*** Begin section ***

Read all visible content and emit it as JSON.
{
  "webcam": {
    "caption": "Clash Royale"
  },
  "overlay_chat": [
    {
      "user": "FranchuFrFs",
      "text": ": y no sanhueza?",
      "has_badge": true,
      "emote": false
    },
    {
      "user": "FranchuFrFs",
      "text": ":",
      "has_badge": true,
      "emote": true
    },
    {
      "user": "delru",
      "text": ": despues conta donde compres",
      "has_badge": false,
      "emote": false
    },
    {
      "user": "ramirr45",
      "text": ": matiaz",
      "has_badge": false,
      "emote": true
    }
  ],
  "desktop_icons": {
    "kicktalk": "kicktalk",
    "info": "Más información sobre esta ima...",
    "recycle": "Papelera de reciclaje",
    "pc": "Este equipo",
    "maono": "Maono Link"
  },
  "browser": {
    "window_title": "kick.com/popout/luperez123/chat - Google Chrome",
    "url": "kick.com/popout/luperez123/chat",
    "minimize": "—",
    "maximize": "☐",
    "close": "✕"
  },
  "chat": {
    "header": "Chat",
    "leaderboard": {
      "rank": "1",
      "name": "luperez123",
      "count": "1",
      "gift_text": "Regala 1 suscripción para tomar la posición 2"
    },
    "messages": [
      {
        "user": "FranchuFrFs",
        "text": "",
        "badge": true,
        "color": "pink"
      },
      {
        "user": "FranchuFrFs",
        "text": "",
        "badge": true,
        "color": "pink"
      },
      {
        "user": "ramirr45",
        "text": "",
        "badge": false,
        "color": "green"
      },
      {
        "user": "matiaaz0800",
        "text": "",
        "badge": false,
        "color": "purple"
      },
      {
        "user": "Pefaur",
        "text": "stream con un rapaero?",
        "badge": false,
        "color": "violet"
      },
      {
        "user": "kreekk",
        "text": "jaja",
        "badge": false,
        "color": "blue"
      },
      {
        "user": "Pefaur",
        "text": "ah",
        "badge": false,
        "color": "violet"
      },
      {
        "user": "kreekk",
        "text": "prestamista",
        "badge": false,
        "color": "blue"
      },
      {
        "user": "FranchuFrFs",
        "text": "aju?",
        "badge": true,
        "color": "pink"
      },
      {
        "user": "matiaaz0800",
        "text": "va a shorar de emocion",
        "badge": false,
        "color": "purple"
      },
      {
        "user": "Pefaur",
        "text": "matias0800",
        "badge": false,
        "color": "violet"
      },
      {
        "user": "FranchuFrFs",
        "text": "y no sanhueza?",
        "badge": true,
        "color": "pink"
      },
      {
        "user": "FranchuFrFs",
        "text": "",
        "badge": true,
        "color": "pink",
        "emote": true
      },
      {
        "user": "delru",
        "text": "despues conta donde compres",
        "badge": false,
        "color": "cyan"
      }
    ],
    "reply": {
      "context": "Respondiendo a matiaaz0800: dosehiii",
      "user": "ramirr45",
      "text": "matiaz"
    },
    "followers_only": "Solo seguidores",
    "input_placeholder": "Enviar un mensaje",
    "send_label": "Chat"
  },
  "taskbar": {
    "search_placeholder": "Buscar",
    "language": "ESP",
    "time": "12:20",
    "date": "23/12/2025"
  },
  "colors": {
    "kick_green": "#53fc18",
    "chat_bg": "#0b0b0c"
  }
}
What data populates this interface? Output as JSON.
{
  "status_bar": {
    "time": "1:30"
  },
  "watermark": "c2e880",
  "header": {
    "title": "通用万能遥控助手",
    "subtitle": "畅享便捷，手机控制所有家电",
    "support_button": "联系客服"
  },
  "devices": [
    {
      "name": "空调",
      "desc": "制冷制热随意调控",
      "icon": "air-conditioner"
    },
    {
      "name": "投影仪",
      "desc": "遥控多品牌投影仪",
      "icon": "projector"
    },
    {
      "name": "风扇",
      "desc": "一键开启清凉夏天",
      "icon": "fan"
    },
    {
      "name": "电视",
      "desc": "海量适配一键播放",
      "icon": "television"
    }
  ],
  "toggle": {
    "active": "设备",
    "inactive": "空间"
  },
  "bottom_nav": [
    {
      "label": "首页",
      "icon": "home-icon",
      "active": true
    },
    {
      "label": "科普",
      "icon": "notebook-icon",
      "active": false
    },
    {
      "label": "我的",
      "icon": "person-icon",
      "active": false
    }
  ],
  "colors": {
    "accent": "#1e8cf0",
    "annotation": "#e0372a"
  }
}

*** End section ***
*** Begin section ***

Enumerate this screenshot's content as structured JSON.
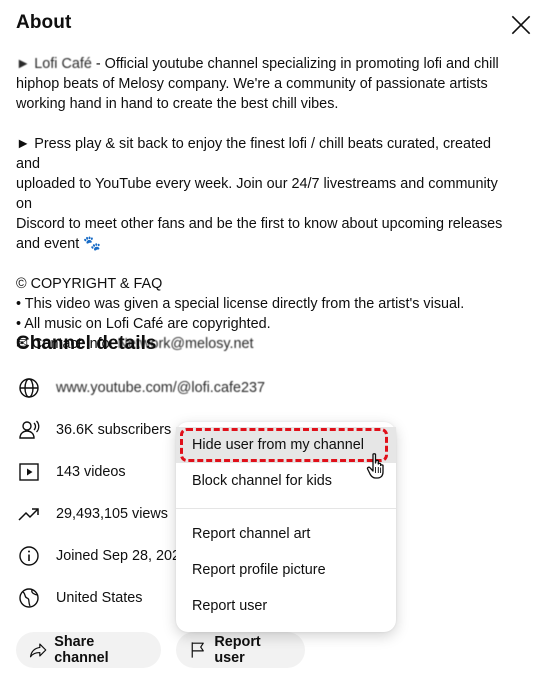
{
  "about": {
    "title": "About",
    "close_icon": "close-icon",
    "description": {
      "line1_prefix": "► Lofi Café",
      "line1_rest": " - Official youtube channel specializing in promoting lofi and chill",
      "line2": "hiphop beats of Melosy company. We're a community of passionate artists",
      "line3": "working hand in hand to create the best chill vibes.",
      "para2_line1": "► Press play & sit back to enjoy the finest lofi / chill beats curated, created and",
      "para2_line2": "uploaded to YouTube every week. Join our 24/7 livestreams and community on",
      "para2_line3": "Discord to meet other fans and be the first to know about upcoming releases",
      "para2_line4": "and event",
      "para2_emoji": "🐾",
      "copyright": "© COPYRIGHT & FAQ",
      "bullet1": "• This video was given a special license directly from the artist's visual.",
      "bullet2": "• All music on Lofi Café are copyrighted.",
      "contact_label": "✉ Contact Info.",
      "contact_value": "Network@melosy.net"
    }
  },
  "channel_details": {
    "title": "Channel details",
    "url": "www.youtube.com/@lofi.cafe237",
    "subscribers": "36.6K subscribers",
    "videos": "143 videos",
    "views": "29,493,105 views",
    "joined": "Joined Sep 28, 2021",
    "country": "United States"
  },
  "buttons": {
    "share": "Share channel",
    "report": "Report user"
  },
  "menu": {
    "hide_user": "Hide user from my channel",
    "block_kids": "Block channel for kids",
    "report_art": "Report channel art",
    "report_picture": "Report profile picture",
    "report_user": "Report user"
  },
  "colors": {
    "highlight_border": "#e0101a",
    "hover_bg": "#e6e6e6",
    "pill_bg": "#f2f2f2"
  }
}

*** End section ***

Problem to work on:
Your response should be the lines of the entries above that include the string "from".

Answer:
      "bullet1": "• This video was given a special license directly from the artist's visual.",
    "hide_user": "Hide user from my channel",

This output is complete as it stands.